Phobos, only about 22 kilometers (13.5 miles) in diameter, has less than one-thousandth the gravity of Earth. That's not enough gravity to pull the moon into a sphere, so it's oblong.1,2 Phobos has such low gravity, that landing on Phobos is more of a docking maneuver. Getting a sample could be as easy as having coring tubes or grasping claws mounted on the landing legs, to capture dust and small pebbles. Roving on Phobos could be done with springs that make the rover hop, much like a grasshopper on Earth.
Taking off requires only slight rocket thrust. Returning to Earth from Mars orbit requires far less fuel, than taking off from the surface.
Section 2: Sceintific ConsiderationsSome space scientists say Phobos is a captured asteroid. Others say it is a moon, much like our own. The best way to settle the question is probably to visit, and get samples.

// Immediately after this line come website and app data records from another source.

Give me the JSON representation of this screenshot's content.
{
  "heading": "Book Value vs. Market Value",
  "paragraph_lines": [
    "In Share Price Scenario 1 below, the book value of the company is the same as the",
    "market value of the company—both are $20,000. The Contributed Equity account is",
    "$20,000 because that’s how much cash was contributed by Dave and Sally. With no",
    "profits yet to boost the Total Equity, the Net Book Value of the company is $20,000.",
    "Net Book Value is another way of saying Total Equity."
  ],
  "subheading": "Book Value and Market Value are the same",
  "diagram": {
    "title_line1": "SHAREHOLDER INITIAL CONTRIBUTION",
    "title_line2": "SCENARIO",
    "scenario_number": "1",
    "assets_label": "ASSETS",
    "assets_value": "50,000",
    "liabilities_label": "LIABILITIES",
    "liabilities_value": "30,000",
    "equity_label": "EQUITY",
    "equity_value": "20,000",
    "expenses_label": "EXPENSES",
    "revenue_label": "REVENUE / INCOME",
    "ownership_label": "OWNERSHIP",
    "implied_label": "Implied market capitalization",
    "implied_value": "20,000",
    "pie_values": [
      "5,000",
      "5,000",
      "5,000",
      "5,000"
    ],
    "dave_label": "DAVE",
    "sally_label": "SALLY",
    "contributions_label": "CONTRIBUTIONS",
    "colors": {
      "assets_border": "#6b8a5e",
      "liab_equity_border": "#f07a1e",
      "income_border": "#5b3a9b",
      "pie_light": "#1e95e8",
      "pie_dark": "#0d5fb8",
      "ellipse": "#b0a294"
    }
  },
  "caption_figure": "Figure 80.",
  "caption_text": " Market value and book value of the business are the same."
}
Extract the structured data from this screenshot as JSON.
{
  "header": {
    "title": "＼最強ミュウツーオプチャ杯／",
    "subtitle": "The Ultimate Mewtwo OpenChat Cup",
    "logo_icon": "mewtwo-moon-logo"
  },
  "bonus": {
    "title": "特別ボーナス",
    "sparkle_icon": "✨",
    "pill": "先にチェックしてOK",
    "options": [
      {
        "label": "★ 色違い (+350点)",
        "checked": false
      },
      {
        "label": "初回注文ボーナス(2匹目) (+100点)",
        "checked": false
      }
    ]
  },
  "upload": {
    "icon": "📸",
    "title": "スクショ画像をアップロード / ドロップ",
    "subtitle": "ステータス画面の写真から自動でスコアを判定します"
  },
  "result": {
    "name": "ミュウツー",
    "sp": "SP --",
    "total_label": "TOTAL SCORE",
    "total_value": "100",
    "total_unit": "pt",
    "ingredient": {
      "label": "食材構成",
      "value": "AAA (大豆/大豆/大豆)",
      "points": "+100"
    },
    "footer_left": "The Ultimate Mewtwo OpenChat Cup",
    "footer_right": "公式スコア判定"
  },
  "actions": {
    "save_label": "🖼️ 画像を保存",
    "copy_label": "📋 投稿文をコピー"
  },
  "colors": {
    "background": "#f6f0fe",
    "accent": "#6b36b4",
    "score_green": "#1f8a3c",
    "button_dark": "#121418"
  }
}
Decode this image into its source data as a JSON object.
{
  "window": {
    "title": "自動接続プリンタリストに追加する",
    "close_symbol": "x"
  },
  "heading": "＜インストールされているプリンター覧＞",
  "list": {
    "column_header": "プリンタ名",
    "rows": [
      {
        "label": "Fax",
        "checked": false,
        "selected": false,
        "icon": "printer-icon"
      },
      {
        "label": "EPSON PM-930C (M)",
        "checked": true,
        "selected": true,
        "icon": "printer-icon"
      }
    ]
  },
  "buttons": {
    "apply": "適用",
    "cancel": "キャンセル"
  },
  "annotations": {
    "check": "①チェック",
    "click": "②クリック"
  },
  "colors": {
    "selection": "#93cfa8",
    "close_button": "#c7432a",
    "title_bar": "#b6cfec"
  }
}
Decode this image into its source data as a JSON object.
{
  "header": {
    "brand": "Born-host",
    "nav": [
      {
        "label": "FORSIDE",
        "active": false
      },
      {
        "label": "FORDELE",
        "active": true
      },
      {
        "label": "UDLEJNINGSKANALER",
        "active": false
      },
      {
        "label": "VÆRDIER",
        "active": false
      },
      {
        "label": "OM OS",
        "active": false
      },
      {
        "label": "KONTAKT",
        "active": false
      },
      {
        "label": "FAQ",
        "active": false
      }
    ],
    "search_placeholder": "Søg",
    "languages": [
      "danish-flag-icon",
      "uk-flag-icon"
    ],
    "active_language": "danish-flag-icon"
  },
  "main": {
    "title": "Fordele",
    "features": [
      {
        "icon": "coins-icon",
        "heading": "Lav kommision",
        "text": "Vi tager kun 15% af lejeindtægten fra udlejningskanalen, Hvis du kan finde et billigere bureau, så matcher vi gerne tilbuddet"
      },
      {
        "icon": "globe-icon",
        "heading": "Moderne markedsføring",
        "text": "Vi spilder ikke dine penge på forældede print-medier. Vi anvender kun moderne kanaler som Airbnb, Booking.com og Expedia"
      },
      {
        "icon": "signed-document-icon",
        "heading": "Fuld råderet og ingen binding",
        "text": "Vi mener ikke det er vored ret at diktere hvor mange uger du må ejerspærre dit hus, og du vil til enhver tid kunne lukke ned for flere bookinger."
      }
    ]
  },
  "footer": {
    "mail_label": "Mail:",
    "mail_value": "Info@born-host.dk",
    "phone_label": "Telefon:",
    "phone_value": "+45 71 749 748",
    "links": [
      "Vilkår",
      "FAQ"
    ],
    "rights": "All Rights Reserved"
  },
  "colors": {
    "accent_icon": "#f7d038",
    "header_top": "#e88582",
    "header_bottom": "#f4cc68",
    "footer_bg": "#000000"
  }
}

Phobos's surface has clearly been extensively reworked by meteor impacts. Materials from deep within have probably been pulverized and brought to the surface. So not only would a sample return mission from Phobos provide us with samples from the surface of a second moon, or a second asteroid, but also possibly samples from deep within, as well.
Phobos has a unique topography. There are groove covering the surface of Phobos, which at first glance appear similar to the grooves on Vesta,3 but there are important differences. The grooves on Vesta are concentric circles, centered on the two largest impact craters on that asteroid. Vesta's grooves are like lines of lattitude. The grooves on Phobos run from the "leading pole," or West Pole, to the the "trailing pole," East Pole. What I mean by that, is that Phobos always presents one face to Mars, like the Earth's Moon does to the Earth. But Phobos orbits so low over Mars that it gives the impression of being like an aircraft (well, a giant blimp) flying over Mars, with a nose and a tail. The nose is the West, or leading pole, and the tail is the East, or trailing pole.
With this orientation, the grooves on Phobos appear as if they were lines of longitude, or the stitching on a football, with the "points" of the football at the East and West poles. See figure 1 at the top of this page. I strongly reccoment you click on the image, to see it at full size.
How did the grooves on Phobos form? It's anyone's guess at this point, to be settled by future lander or rover missions. But my opinion is that Phobos orbits low enough over Mars, that it experiences a very slight atmospheric friction, or wind. The wind is very thin, but it always blows the same direction, at thousands of miles per hour. Over millions of years, it has blown boulders across the surface, from one pole to the other, leaving the grooves we see.
Another process on Phobos is very similar to what we see on Vesta. That is dark streaks from landslides on the walls of craters.3
Section 3: Heat and ResourcesThere is talk of using Phobos as a refueling station for future manned Mars expeditions. The plan is to send a robot lander first, with tanks and solar cells, that breaks down water, methane, or Carbon dioxide, into useful gasses for fuel like Hydrogen and Oxygen. If methane can be collected, it could be used directly for fuel.
This photo puts the refueling idea for Phobos into some doubt. While the colder temperatures are low enough to preserve frozen gasses, the warmest temperatures on the moon are enough to cause evaporation, and all parts of the surface see sunlight, sooner or later. A probe might have to dig deep, to get to layers of frozen gasses.
Section 4: ConclusionsThere is much more to be learned at Phobos. It is a good target for future probes and human expeditions. Here are some more pictures.4
Funny Pictures from Orbit